Shopping for a new RV is a fun and exciting time! Visiting Camping World and walking through all of the different rigs, seeing different floor plans, and trying out options is exhilarating. But, it can also be overwhelming and confusing.
We have been full-time RV living with 4 kids for over 6 years and during this time we have been in 5 different RV’s. We have tried all different kinds – a Class A, Class C, Travel Trailer (we tried 2 different ones) and a 5th wheel. Below we share our tips on what to look for when picking your family RV.
1 – Cargo Capacity
Cargo capacity is by far the #1 thing to focus on when looking at what RV is going to work for your family. You would be surprised how small the cargo capacity is on most RV’s.
Cargo capacity is the amount of weight that you can add to the rig. This includes filling up your water tank (a 60-gallon freshwater tank filled weighs 500lbs!), a full fridge and, all of your things.
Now granted if you just plan to drive your rig to a campground and leave it there for the season you don’t have to be as concerned with this. But if you plan to take your rig out a lot and go on any long trips you want to be 100% aware of your cargo capacity and how much weight you can add to your rig.
If you are looking to go full-time in your rig we always recommend an RV with a cargo capacity of at least 3000 lbs and if possible 4000+ lbs. You can see these numbers on the sticker on the outside of the rig that gives you the overall weight of your RV.
2 – How Do You Plan To Travel
If you plan to bring your RV to a campground and leave it for the season you should check with the campground to find out how big your site is. This way you know how long of an RV you can get.
If you plan to take your RV out to visit state and national parks, and/or drive it across the country, you are going to want to consider your length. We always recommend going as small as you can.
The reality is – how much time will you really be spending in your rig? Plus a smaller rig makes it way easier to get in and out of gas stations, find campgrounds, and overall driving.
A lot of state and national parks don’t have spots for rigs over 35 feet long. Some as low as 30 feet. If you have a larger rig it will limit your ability to stay in some state and national parks. There are almost always campgrounds outside of the parks that can handle larger rigs but inside the parks, you will be limited.

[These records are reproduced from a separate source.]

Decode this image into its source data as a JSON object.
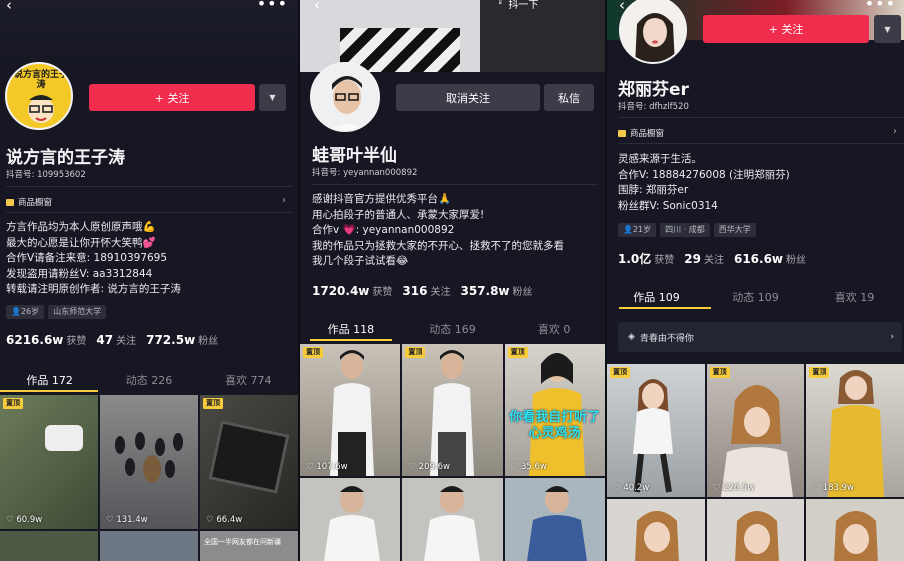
{
  "colors": {
    "bg": "#161722",
    "accent_red": "#f02d4c",
    "pin_yellow": "#f6cc3d",
    "caption_cyan": "#2de3f0"
  },
  "icons": {
    "back": "back-arrow-icon",
    "more": "more-dots-icon",
    "share": "share-icon",
    "heart": "heart-icon",
    "shop": "shop-icon",
    "collection": "collection-icon"
  },
  "panel1": {
    "avatar_text": "说方言的王子涛",
    "follow_label": "+ 关注",
    "name": "说方言的王子涛",
    "uid": "抖音号: 109953602",
    "shop_label": "商品橱窗",
    "bio": [
      "方言作品均为本人原创原声哦💪",
      "最大的心愿是让你开怀大笑鸭💕",
      "合作V请备注来意: 18910397695",
      "发现盗用请粉丝V: aa3312844",
      "转载请注明原创作者: 说方言的王子涛"
    ],
    "tags": [
      "👤26岁",
      "山东师范大学"
    ],
    "stats": [
      {
        "value": "6216.6w",
        "label": "获赞"
      },
      {
        "value": "47",
        "label": "关注"
      },
      {
        "value": "772.5w",
        "label": "粉丝"
      }
    ],
    "tabs": [
      "作品 172",
      "动态 226",
      "喜欢 774"
    ],
    "pin_label": "置顶",
    "videos": [
      {
        "likes": "60.9w"
      },
      {
        "likes": "131.4w"
      },
      {
        "likes": "66.4w"
      }
    ],
    "bottom_caption": "全国一半网友都在问新疆"
  },
  "panel2": {
    "share_label": "抖一下",
    "unfollow_label": "取消关注",
    "message_label": "私信",
    "name": "蛙哥叶半仙",
    "uid": "抖音号: yeyannan000892",
    "bio": [
      "感谢抖音官方提供优秀平台🙏",
      "用心拍段子的普通人、承蒙大家厚爱!",
      "合作v 💗: yeyannan000892",
      "我的作品只为拯救大家的不开心、拯救不了的您就多看",
      "我几个段子试试看😂"
    ],
    "stats": [
      {
        "value": "1720.4w",
        "label": "获赞"
      },
      {
        "value": "316",
        "label": "关注"
      },
      {
        "value": "357.8w",
        "label": "粉丝"
      }
    ],
    "tabs": [
      "作品 118",
      "动态 169",
      "喜欢 0"
    ],
    "pin_label": "置顶",
    "videos": [
      {
        "likes": "107.6w"
      },
      {
        "likes": "209.6w"
      },
      {
        "likes": "35.6w",
        "caption": "你看我自打听了心灵鸡汤"
      }
    ]
  },
  "panel3": {
    "follow_label": "+ 关注",
    "name": "郑丽芬er",
    "uid": "抖音号: dfhzlf520",
    "shop_label": "商品橱窗",
    "bio": [
      "灵感来源于生活。",
      "合作V: 18884276008 (注明郑丽芬)",
      "围脖: 郑丽芬er",
      "粉丝群V: Sonic0314"
    ],
    "tags": [
      "👤21岁",
      "四川 · 成都",
      "西华大学"
    ],
    "stats": [
      {
        "value": "1.0亿",
        "label": "获赞"
      },
      {
        "value": "29",
        "label": "关注"
      },
      {
        "value": "616.6w",
        "label": "粉丝"
      }
    ],
    "tabs": [
      "作品 109",
      "动态 109",
      "喜欢 19"
    ],
    "collection_label": "青春由不得你",
    "pin_label": "置顶",
    "videos": [
      {
        "likes": "40.2w"
      },
      {
        "likes": "226.5w"
      },
      {
        "likes": "183.9w"
      }
    ]
  }
}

It can be hard to think small when you walk into a 40 foot + RV and see the space! This may be the right size for you and your family, and if it is–great! But don’t be blinded by the beauty, and be sure to really consider how long and heavy you want your RV to be.
3 – Tow Vehicle
Another non-glamorous part of RV shopping. Your tow vehicle! Again if you are staying in one place all year you will just need a vehicle that can get your rig there and back. However, if you want to take it on a road trip you have to make sure your tow vehicle is strong enough to pull the weight of your RV.
We have towed a trailer with a 12 passenger van. When we had the 21-foot trailer it worked great. When we had a 30-foot trailer not so much. It just did not handle as well at all. So we switched to a pickup truck.
Now with a 5th wheel, we have an F350. We advise to overcompensate when it comes to your tow vehicle. You may hear with a rig our size (36 feet and 16,000 pounds) that an F250 is fine. We 100% disagree, you need at least an F350.
We recommend putting a lot of time into researching weights, what your truck can handle – it is not just 1 number but multiple, payload capacity, rear axle capacity, GVWR, GCWR, and GAWR. Yes, that is a lot. But do your research before you buy your tow vehicle or RV, you will be glad you did.
4 – Which Type Of Rig
Which kind of rig should you get–a drivable or a towable? It can be a hard question to answer! Here are the benefits that we see:
Motorhomes make travel days really nice. I mean you have a bathroom the kids can use while driving – score!! You can also easily grab food while driving, watch TV, etc. It really makes traveling with kids easier.
However, seatbelts can be stressful. Motorhomes are exactly like a car setup, so keep that in mind.
The downside to the drivable is they normally cost more (then again, maybe not once you add in a truck for towing). They also are more limited on floor plans versus a trailer or fifth wheel. A towable definitely has more of an apartment on wheels feel to it, than a drivable.
Travel Trailers and fifth-wheels have some amazing layouts for families. You can find 2 bedroom setups, huge kitchens, loft areas…Overall, towable RV’s offer a lot more livable room than a drivable.
A downside is on travel days you have to pack up what you want for snacks and have them in the car. Along with having to make bathroom stops. On the upside, the kids will be in the truck in their regular seats/car seats.
In the end, it comes down to how much you want to spend and what is most important to you. We have really enjoyed all of the rigs we have had, and each one really fit our travel style during that time and the age of our kids.